Usually, there is still some room for flow, but sometimes the blockage is complete. In any case, the opening in the blood vessel is greatly narrowed. This works sort of like putting your finger over the end of the water hose. There is just as much pressure coming from the pump, but the opening is so small that it really jets out the other side. The amount of flow is now smaller, but pressure and velocity of the stream is now much greater.

Thus, the smaller vessels downstream can be damaged and leak blood into the air sacs, and so you cough up flecks of blood in the sputum. Sometimes the vessel upstream bursts from the excess pressure build-up. Then you cough up a lot of blood, because it's a much bigger artery. Sometimes you drown and die.

Coughing post-treatment is very common. Coughing up flecks of blood is not good, but does not guarantee a bad outcome. Treatment is anti-inflammatory doses of prednisone (or some other form of cortisone) and strict cage rest. Prednisone relieves the inflammation, opening up the blood vessel. The rest is because you want to keep the blood pressure as low as possible. No running around and getting a rapid, powerful heart-beat.

Your prognosis is still relatively good, but the dog needs to be super quiet, in as much as that is possible, for the next week.

Stay in touch with your veterinarian.

Good luck.

Carolyn

Thanks, Dr. Mobley, The garden hose is a very helpful analogy.
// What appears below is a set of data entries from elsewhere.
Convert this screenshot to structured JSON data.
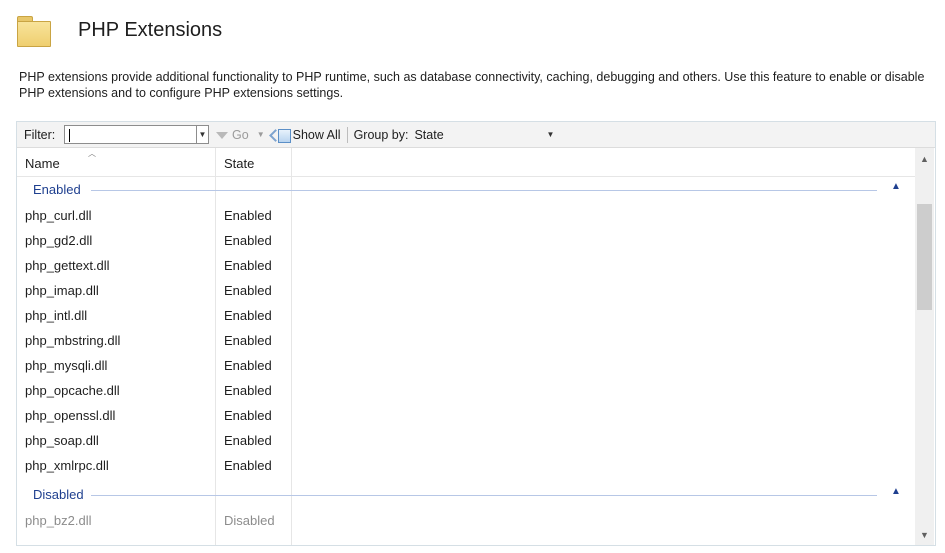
{
  "header": {
    "title": "PHP Extensions",
    "icon": "folder-icon"
  },
  "description": "PHP extensions provide additional functionality to PHP runtime, such as database connectivity, caching, debugging and others. Use this feature to enable or disable PHP extensions and to configure PHP extensions settings.",
  "toolbar": {
    "filter_label": "Filter:",
    "filter_value": "",
    "go_label": "Go",
    "show_all_label": "Show All",
    "group_by_label": "Group by:",
    "group_by_value": "State"
  },
  "columns": {
    "name": "Name",
    "state": "State"
  },
  "groups": [
    {
      "label": "Enabled",
      "rows": [
        {
          "name": "php_curl.dll",
          "state": "Enabled"
        },
        {
          "name": "php_gd2.dll",
          "state": "Enabled"
        },
        {
          "name": "php_gettext.dll",
          "state": "Enabled"
        },
        {
          "name": "php_imap.dll",
          "state": "Enabled"
        },
        {
          "name": "php_intl.dll",
          "state": "Enabled"
        },
        {
          "name": "php_mbstring.dll",
          "state": "Enabled"
        },
        {
          "name": "php_mysqli.dll",
          "state": "Enabled"
        },
        {
          "name": "php_opcache.dll",
          "state": "Enabled"
        },
        {
          "name": "php_openssl.dll",
          "state": "Enabled"
        },
        {
          "name": "php_soap.dll",
          "state": "Enabled"
        },
        {
          "name": "php_xmlrpc.dll",
          "state": "Enabled"
        }
      ]
    },
    {
      "label": "Disabled",
      "rows": [
        {
          "name": "php_bz2.dll",
          "state": "Disabled"
        }
      ]
    }
  ],
  "colors": {
    "group_text": "#1e3f8f",
    "group_line": "#b7c7e6",
    "disabled_text": "#8c8c8c"
  }
}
When it comes to drowning and dying, I vote no -- so whatever it takes to minimize that risk, I will happily do.

For what it's worth, my dog has been on sort of the standard upper-Midwest preventative protocol -- none in the winter, when this may as well be the North Pole and any mosquito in it's right mind would die, die, die.

Any dog of mine will now be getting year-round preventative, regardless of climate.
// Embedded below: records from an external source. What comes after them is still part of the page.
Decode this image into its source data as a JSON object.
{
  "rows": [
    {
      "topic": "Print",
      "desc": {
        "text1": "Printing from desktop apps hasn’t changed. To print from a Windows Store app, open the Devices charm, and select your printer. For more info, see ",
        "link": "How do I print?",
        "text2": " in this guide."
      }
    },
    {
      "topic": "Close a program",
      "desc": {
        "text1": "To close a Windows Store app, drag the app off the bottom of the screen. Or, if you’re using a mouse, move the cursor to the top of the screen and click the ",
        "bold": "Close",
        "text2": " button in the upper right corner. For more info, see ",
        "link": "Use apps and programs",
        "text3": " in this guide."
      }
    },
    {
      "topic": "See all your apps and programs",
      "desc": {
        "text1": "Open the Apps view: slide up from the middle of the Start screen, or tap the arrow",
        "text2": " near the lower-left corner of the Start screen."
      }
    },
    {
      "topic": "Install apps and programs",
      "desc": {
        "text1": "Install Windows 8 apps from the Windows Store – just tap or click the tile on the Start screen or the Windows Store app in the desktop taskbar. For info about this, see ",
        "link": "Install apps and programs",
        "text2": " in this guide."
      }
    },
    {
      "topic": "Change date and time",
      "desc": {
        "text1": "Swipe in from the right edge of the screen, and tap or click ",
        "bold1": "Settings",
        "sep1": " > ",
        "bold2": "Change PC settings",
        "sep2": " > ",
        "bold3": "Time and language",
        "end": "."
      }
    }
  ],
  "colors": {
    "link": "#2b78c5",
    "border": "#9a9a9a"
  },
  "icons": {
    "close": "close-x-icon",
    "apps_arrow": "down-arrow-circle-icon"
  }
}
Acai Berry Pure

I totally agree with you... so far so good, you have one of the most educative posts,. I'll rate you 80 % of my personal rating... keep the good work

Margaret

I adopted a dog three months ago that tested HW positive. I knew I wouldn't be able to afford the $800-$1000 for treatment, but I also knew that if I didn't adopt her no one else would, as she is just a big old mutt. She has no outward symptoms except gagging fairly frequently, producing clear but thick fluid. Do you think the gagging is related to the HW? I had her on doxycycline for a month along with Heartgard monthly, so I'm hoping for the best, but concerned about the gagging.

Doc

Hello, Margaret,

Gagging isn't usually a sign of heartworm disease. Usually you see more of a hacking type cough. More severe cases are short of breath, have no endurance. A chest X-ray will tell you more about the state of the heartworm disease than anything else. You can see if there is heart enlargement or pulmonary artery disease (which comes first).

Your veterinarian needs to be able to see whether this is a "gagging cough", or gagging like "I need to throw up".

If you have a cough that is caused by pulmonary artery disease, a round of prednisone can really help sometimes. It calms the inflammation in the pulmonary arteries, opening them up for better blood flow.

The dog needs a good exam related to this gagging situation.

Good luck.

Victoria @ Three Wheel Bike

Is heartworm treatment and phenobarbital ok to take together with dogs?

Doc

Hello, Victoria,

There should be no problem with this.

Verify your Comment

Previewing your Comment

This is only a preview. Your comment has not yet been posted.

Working...
Your comment could not be posted. Error type:
Your comment has been saved. Comments are moderated and will not appear until approved by the author. Post another comment

The letters and numbers you entered did not match the image. Please try again.

As a final step before posting your comment, enter the letters and numbers you see in the image below. This prevents automated programs from posting comments.

Having trouble reading this image? View an alternate.

Working...

Post a comment

Comments are moderated, and will not appear until the author has approved them.